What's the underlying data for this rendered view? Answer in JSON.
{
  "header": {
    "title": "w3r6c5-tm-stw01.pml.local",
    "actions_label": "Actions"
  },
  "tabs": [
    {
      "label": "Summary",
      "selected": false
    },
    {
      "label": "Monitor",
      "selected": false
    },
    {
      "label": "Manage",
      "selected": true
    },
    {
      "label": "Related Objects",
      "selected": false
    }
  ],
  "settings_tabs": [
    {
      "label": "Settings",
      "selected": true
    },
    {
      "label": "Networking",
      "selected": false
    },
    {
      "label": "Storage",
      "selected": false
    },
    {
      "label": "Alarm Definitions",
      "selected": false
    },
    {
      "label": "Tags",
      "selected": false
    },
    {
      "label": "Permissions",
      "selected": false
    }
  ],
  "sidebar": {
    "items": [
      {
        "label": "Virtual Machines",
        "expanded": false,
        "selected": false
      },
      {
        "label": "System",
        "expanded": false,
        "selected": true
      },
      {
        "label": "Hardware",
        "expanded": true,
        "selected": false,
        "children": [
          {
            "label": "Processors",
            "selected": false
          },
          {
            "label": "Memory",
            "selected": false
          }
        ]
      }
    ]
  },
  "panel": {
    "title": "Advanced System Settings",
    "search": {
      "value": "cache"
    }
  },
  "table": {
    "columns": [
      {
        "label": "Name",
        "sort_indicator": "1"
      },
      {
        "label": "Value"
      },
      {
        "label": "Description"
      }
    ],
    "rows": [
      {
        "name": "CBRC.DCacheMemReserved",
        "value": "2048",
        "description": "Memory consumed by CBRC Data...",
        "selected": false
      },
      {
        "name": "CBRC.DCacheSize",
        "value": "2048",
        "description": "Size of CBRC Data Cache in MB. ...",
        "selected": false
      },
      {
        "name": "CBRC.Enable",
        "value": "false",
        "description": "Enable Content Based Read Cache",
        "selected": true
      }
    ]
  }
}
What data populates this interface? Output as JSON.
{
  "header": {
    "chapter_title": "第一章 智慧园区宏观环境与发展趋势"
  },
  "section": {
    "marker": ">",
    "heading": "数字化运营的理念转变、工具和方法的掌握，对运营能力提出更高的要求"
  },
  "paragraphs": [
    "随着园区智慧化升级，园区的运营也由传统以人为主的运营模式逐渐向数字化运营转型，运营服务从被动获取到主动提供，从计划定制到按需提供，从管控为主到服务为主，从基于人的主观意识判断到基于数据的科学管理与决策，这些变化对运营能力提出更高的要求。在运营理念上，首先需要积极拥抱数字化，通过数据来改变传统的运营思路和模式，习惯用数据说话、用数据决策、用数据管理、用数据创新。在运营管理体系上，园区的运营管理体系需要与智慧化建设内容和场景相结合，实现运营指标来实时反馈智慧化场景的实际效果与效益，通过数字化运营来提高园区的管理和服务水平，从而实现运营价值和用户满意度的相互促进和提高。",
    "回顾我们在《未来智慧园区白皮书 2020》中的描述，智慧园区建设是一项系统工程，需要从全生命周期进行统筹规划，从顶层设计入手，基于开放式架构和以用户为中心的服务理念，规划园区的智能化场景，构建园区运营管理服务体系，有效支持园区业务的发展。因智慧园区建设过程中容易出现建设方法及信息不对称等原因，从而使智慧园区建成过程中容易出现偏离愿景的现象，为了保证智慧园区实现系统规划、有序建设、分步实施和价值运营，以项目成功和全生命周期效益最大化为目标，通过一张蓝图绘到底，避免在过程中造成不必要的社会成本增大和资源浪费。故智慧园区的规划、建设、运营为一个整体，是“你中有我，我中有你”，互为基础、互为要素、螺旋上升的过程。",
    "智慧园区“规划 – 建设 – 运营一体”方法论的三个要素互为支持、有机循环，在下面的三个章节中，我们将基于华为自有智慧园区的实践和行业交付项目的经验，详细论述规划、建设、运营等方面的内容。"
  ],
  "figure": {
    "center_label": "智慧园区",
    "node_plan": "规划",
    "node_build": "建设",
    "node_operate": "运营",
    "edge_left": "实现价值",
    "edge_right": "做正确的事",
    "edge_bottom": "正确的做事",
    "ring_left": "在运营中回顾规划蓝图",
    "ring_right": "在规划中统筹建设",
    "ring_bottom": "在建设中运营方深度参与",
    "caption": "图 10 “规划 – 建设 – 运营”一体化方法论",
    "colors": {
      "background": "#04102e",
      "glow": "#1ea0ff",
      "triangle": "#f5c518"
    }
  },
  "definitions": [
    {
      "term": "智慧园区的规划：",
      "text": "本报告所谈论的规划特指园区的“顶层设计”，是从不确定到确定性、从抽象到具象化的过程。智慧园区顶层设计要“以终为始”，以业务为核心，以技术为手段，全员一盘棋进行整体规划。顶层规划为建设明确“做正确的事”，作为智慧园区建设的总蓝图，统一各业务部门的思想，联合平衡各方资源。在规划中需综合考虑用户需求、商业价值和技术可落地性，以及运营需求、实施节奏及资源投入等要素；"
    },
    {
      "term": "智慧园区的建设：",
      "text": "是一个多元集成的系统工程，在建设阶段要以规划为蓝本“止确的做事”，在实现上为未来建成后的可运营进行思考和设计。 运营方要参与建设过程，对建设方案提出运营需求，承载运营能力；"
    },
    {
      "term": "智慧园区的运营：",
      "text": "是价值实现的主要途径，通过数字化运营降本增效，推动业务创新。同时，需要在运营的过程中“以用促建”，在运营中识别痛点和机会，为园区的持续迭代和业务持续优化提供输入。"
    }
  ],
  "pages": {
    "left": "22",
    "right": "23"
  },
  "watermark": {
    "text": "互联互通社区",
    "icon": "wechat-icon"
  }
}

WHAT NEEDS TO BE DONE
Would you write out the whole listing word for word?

RESULT
What's the underlying data for this rendered view? Answer in JSON.
{
  "header": {
    "title": "w3r6c5-tm-stw01.pml.local",
    "actions_label": "Actions"
  },
  "tabs": [
    {
      "label": "Summary",
      "selected": false
    },
    {
      "label": "Monitor",
      "selected": false
    },
    {
      "label": "Manage",
      "selected": true
    },
    {
      "label": "Related Objects",
      "selected": false
    }
  ],
  "settings_tabs": [
    {
      "label": "Settings",
      "selected": true
    },
    {
      "label": "Networking",
      "selected": false
    },
    {
      "label": "Storage",
      "selected": false
    },
    {
      "label": "Alarm Definitions",
      "selected": false
    },
    {
      "label": "Tags",
      "selected": false
    },
    {
      "label": "Permissions",
      "selected": false
    }
  ],
  "sidebar": {
    "items": [
      {
        "label": "Virtual Machines",
        "expanded": false,
        "selected": false
      },
      {
        "label": "System",
        "expanded": false,
        "selected": true
      },
      {
        "label": "Hardware",
        "expanded": true,
        "selected": false,
        "children": [
          {
            "label": "Processors",
            "selected": false
          },
          {
            "label": "Memory",
            "selected": false
          }
        ]
      }
    ]
  },
  "panel": {
    "title": "Advanced System Settings",
    "search": {
      "value": "cache"
    }
  },
  "table": {
    "columns": [
      {
        "label": "Name",
        "sort_indicator": "1"
      },
      {
        "label": "Value"
      },
      {
        "label": "Description"
      }
    ],
    "rows": [
      {
        "name": "CBRC.DCacheMemReserved",
        "value": "2048",
        "description": "Memory consumed by CBRC Data...",
        "selected": false
      },
      {
        "name": "CBRC.DCacheSize",
        "value": "2048",
        "description": "Size of CBRC Data Cache in MB. ...",
        "selected": false
      },
      {
        "name": "CBRC.Enable",
        "value": "false",
        "description": "Enable Content Based Read Cache",
        "selected": true
      }
    ]
  }
}
What data populates this interface? Output as JSON.
{
  "header": {
    "chapter_title": "第一章 智慧园区宏观环境与发展趋势"
  },
  "section": {
    "marker": ">",
    "heading": "数字化运营的理念转变、工具和方法的掌握，对运营能力提出更高的要求"
  },
  "paragraphs": [
    "随着园区智慧化升级，园区的运营也由传统以人为主的运营模式逐渐向数字化运营转型，运营服务从被动获取到主动提供，从计划定制到按需提供，从管控为主到服务为主，从基于人的主观意识判断到基于数据的科学管理与决策，这些变化对运营能力提出更高的要求。在运营理念上，首先需要积极拥抱数字化，通过数据来改变传统的运营思路和模式，习惯用数据说话、用数据决策、用数据管理、用数据创新。在运营管理体系上，园区的运营管理体系需要与智慧化建设内容和场景相结合，实现运营指标来实时反馈智慧化场景的实际效果与效益，通过数字化运营来提高园区的管理和服务水平，从而实现运营价值和用户满意度的相互促进和提高。",
    "回顾我们在《未来智慧园区白皮书 2020》中的描述，智慧园区建设是一项系统工程，需要从全生命周期进行统筹规划，从顶层设计入手，基于开放式架构和以用户为中心的服务理念，规划园区的智能化场景，构建园区运营管理服务体系，有效支持园区业务的发展。因智慧园区建设过程中容易出现建设方法及信息不对称等原因，从而使智慧园区建成过程中容易出现偏离愿景的现象，为了保证智慧园区实现系统规划、有序建设、分步实施和价值运营，以项目成功和全生命周期效益最大化为目标，通过一张蓝图绘到底，避免在过程中造成不必要的社会成本增大和资源浪费。故智慧园区的规划、建设、运营为一个整体，是“你中有我，我中有你”，互为基础、互为要素、螺旋上升的过程。",
    "智慧园区“规划 – 建设 – 运营一体”方法论的三个要素互为支持、有机循环，在下面的三个章节中，我们将基于华为自有智慧园区的实践和行业交付项目的经验，详细论述规划、建设、运营等方面的内容。"
  ],
  "figure": {
    "center_label": "智慧园区",
    "node_plan": "规划",
    "node_build": "建设",
    "node_operate": "运营",
    "edge_left": "实现价值",
    "edge_right": "做正确的事",
    "edge_bottom": "正确的做事",
    "ring_left": "在运营中回顾规划蓝图",
    "ring_right": "在规划中统筹建设",
    "ring_bottom": "在建设中运营方深度参与",
    "caption": "图 10 “规划 – 建设 – 运营”一体化方法论",
    "colors": {
      "background": "#04102e",
      "glow": "#1ea0ff",
      "triangle": "#f5c518"
    }
  },
  "definitions": [
    {
      "term": "智慧园区的规划：",
      "text": "本报告所谈论的规划特指园区的“顶层设计”，是从不确定到确定性、从抽象到具象化的过程。智慧园区顶层设计要“以终为始”，以业务为核心，以技术为手段，全员一盘棋进行整体规划。顶层规划为建设明确“做正确的事”，作为智慧园区建设的总蓝图，统一各业务部门的思想，联合平衡各方资源。在规划中需综合考虑用户需求、商业价值和技术可落地性，以及运营需求、实施节奏及资源投入等要素；"
    },
    {
      "term": "智慧园区的建设：",
      "text": "是一个多元集成的系统工程，在建设阶段要以规划为蓝本“止确的做事”，在实现上为未来建成后的可运营进行思考和设计。 运营方要参与建设过程，对建设方案提出运营需求，承载运营能力；"
    },
    {
      "term": "智慧园区的运营：",
      "text": "是价值实现的主要途径，通过数字化运营降本增效，推动业务创新。同时，需要在运营的过程中“以用促建”，在运营中识别痛点和机会，为园区的持续迭代和业务持续优化提供输入。"
    }
  ],
  "pages": {
    "left": "22",
    "right": "23"
  },
  "watermark": {
    "text": "互联互通社区",
    "icon": "wechat-icon"
  }
}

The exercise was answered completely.